Central bank policy is now constrained

The events in Ukraine are clearly troubling and significant uncertainty is resulting in significant volatility in risk assets. We do believe the longer-term driver of markets will still be the growth and inflation outlook and importantly the reaction function of central banks, especially the US Federal Reserve. It is too early to tell what impact this will have on central banks’ pace of official rate increases. Will they support growth and let inflation stay elevated and perhaps become unanchored, or will they focus more on targeting inflation at the expense of growth? Central banks have been a powerful tool to steady the global economy in a crisis. Given inflation, their ability and willingness to do so is now probably constrained.

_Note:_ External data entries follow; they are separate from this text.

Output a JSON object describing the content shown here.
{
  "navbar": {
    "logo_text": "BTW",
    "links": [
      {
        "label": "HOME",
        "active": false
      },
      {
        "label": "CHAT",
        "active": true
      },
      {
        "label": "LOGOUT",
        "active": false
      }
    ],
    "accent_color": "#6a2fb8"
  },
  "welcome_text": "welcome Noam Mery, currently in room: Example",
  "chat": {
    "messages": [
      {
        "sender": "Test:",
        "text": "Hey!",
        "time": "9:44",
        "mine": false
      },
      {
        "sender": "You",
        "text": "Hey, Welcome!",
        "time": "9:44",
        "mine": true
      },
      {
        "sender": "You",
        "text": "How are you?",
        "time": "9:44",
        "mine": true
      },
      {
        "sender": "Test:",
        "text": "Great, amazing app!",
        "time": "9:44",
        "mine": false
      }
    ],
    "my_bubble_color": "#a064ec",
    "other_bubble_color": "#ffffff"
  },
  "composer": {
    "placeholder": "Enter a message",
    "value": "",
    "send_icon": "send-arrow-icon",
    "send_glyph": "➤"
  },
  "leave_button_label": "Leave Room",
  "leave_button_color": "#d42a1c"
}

The risk of delaying the targeting of inflation and having a larger long-term issue with structural inflation is concerning.

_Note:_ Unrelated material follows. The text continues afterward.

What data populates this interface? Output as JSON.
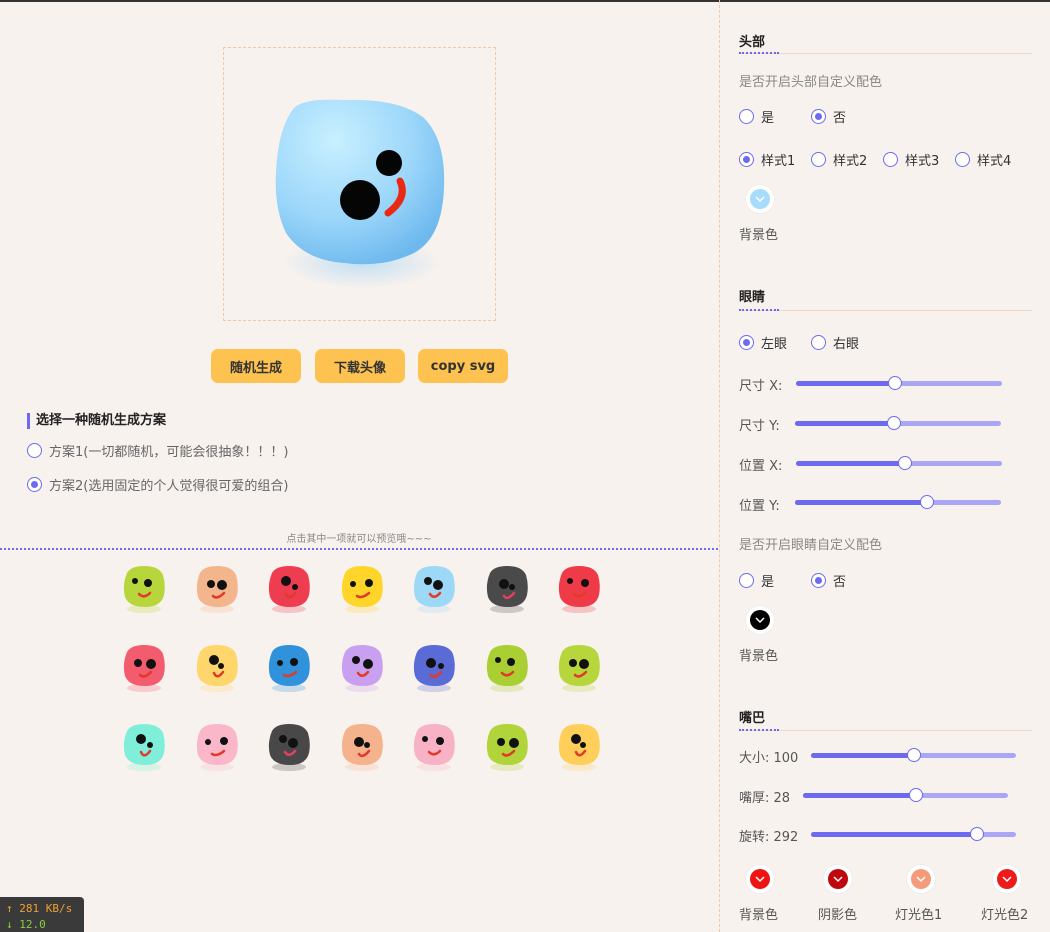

In terms of the Australian outlook, the market has four official rate increases priced into the yield curve by Dec 2022. The RBA kept rates on hold at the March meeting. This was largely expected given they have been talking about remaining patient and seeing the economic data before deciding the course of policy action, combined with the uncertainty around global growth and inflation as a result of the conflict in Ukraine. The RBA Board is committed to its objectives of a return to full employment with inflation sustainably within the target band. There are uncertainties about how persistent the pick-up in inflation will be given recent developments in global energy markets and ongoing supply-side problems. Currently, wages growth remains modest, and it is likely to be some time yet before growth in labour costs is at a rate consistent with inflation being sustainably within the target band.

De-risking the order of the day

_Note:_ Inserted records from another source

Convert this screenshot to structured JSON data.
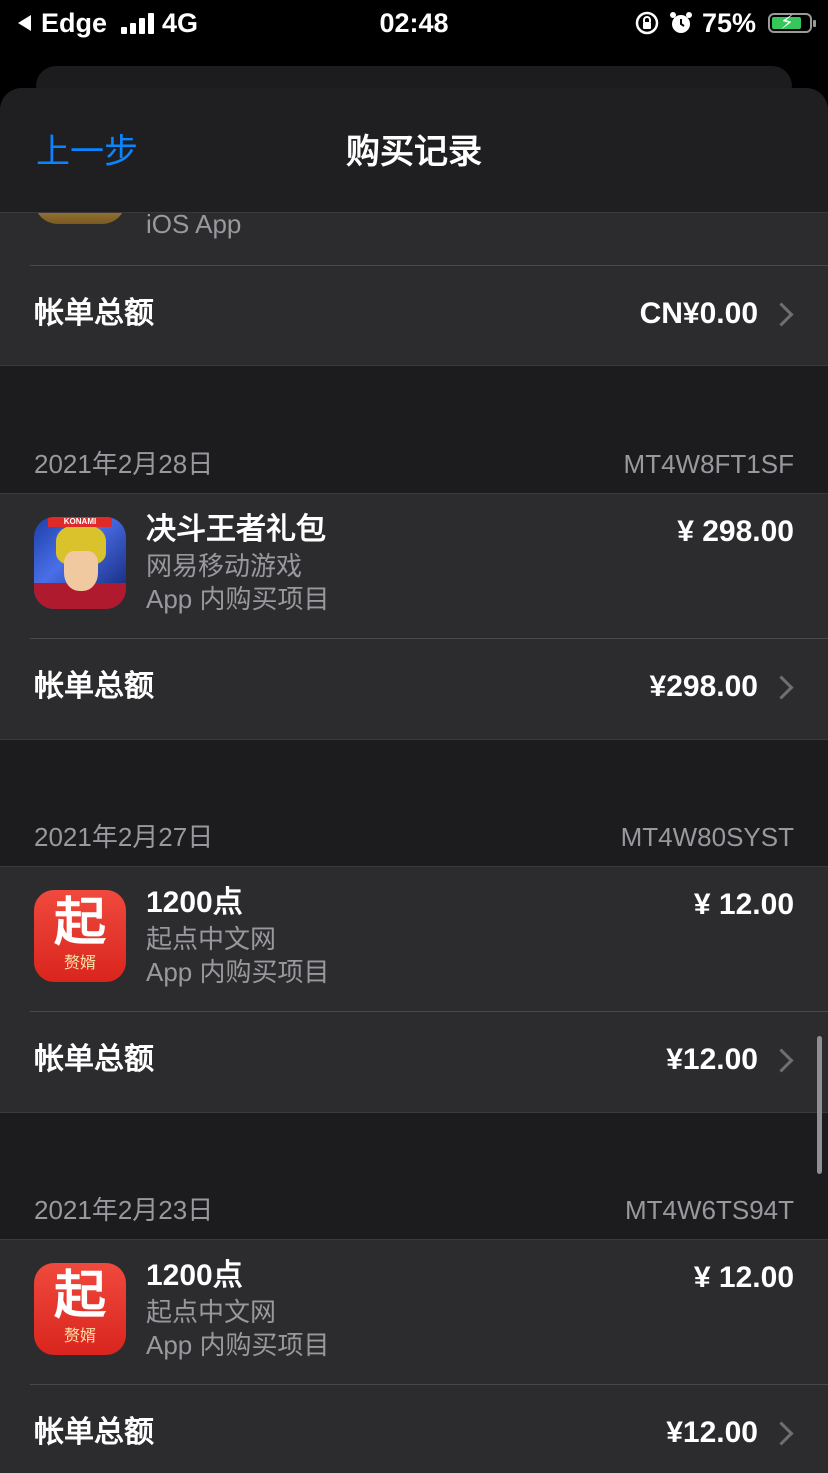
{
  "status_bar": {
    "carrier": "Edge",
    "network": "4G",
    "time": "02:48",
    "battery": "75%",
    "colors": {
      "battery_fill": "#35c759"
    }
  },
  "nav": {
    "back_label": "上一步",
    "title": "购买记录",
    "accent": "#0a84ff"
  },
  "top_card": {
    "subtitle": "iOS App",
    "total_label": "帐单总额",
    "total_amount": "CN¥0.00"
  },
  "orders": [
    {
      "date": "2021年2月28日",
      "order_id": "MT4W8FT1SF",
      "icon": "yugioh-duel-links-icon",
      "item_name": "决斗王者礼包",
      "developer": "网易移动游戏",
      "type": "App 内购买项目",
      "price": "¥ 298.00",
      "total_label": "帐单总额",
      "total_amount": "¥298.00"
    },
    {
      "date": "2021年2月27日",
      "order_id": "MT4W80SYST",
      "icon": "qidian-app-icon",
      "icon_text_main": "起",
      "icon_text_sub": "赘婿",
      "item_name": "1200点",
      "developer": "起点中文网",
      "type": "App 内购买项目",
      "price": "¥ 12.00",
      "total_label": "帐单总额",
      "total_amount": "¥12.00"
    },
    {
      "date": "2021年2月23日",
      "order_id": "MT4W6TS94T",
      "icon": "qidian-app-icon",
      "icon_text_main": "起",
      "icon_text_sub": "赘婿",
      "item_name": "1200点",
      "developer": "起点中文网",
      "type": "App 内购买项目",
      "price": "¥ 12.00",
      "total_label": "帐单总额",
      "total_amount": "¥12.00"
    }
  ]
}
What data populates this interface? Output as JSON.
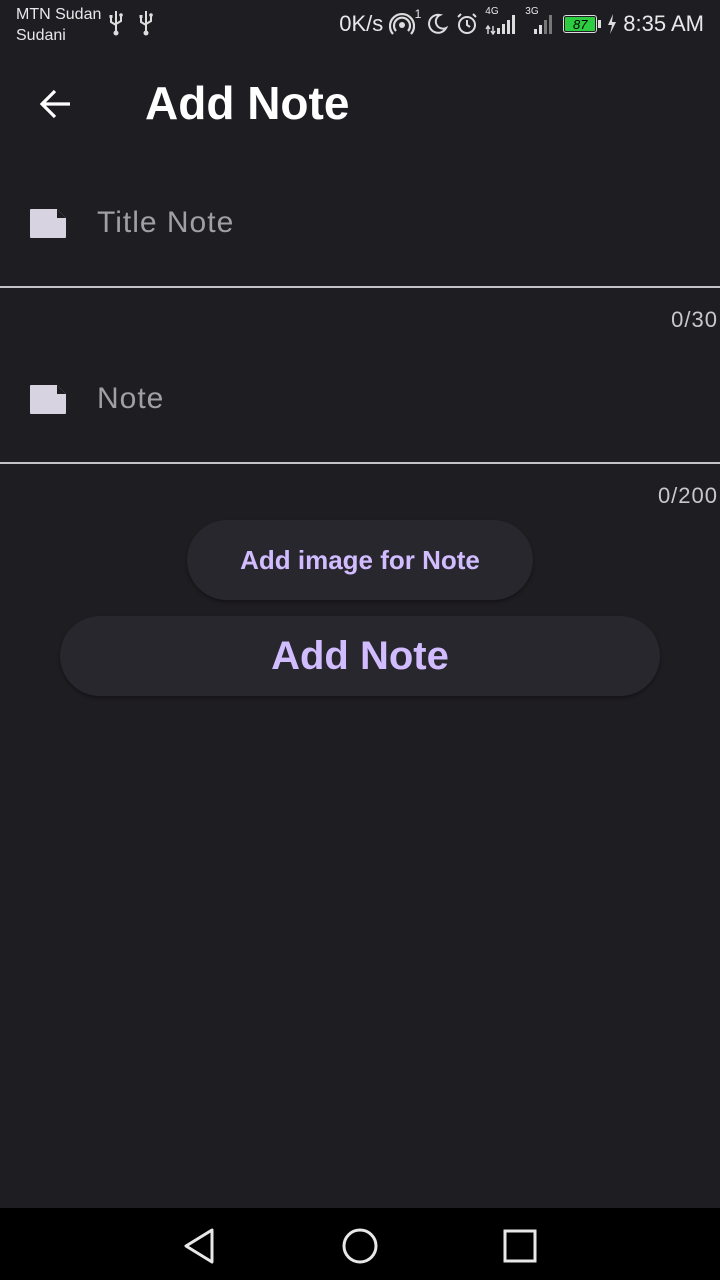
{
  "status_bar": {
    "carrier_line1": "MTN Sudan",
    "carrier_line2": "Sudani",
    "network_speed": "0K/s",
    "hotspot_count": "1",
    "signal1_label": "4G",
    "signal2_label": "3G",
    "battery_level": "87",
    "time": "8:35 AM"
  },
  "app_bar": {
    "title": "Add Note"
  },
  "form": {
    "title_field": {
      "placeholder": "Title Note",
      "value": "",
      "counter": "0/30"
    },
    "note_field": {
      "placeholder": "Note",
      "value": "",
      "counter": "0/200"
    }
  },
  "buttons": {
    "add_image_label": "Add image for Note",
    "add_note_label": "Add Note"
  },
  "colors": {
    "background": "#1e1d22",
    "accent": "#d1bcff",
    "button_bg": "#28272d",
    "battery": "#2ecc40"
  }
}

Given the backdrop it is clearly a challenging time in markets. The nature of geopolitical events make them uncertain as to timeframes and outcomes, while volatility remains high. As such, we remain defensive, liquid and focused on managing downside risk and preserving capital. As we entered February, we were already defensively positioned. Credit risk premium had compressed considerably through 2021 and as such we were reducing aggregate credit exposure and improving average credit quality. Over the last few months, we have been reducing our global high yield, European credit, securitised credit, and emerging market sovereign debt allocations. These reductions have seen cash holdings increase to over 20%. We will look to add back into credit markets when valuation opportunities present themselves, however at this stage the uncertainty and volatility is keeping us on the sidelines. In terms of specific exposure to Russia as at the end of February, we had minimal exposure (0.02%) via an allocation to the Schroder Emerging Market Debt Absolute Return Fund.

We have also been adding duration risk to the portfolio. We had kept duration at modest levels throughout 2021 as we were anticipating higher bonds yields as central banks raised official rates. During February we added duration by taking profits on a short duration position in shorter maturity US treasuries, as we expected some of the significant pricing of official rate increases to unwind as a result of the Ukrainian conflict. We also added duration to longer-dated maturities in the US to add some yield and to help protect the portfolio from further downside risks.

In terms of currency exposure, we have also added to the long JPY position against the AUD position. This is viewed as a partial hedge in the event of a more extreme risk off. While we haven’t seen weakness in the AUD at this stage, arguably given the strength in commodity prices, we do think it will assist with tail risks.

Overall, we remain defensive and liquid and focused on managing downside risk and preserving capital. We are ready to deploy the cash we have built up but will be patient given the great deal of uncertainly around the conflict in Ukraine, combined with the uncertainty on transition path to more appropriate monetary policy seatings globally. We will look to position the portfolio in a more constructive way when we see the balance between risk and return move more in our favour.

Originally published by Mihkel Kase, Fund Manager – Fixed Income and Multi-Asset, Schroders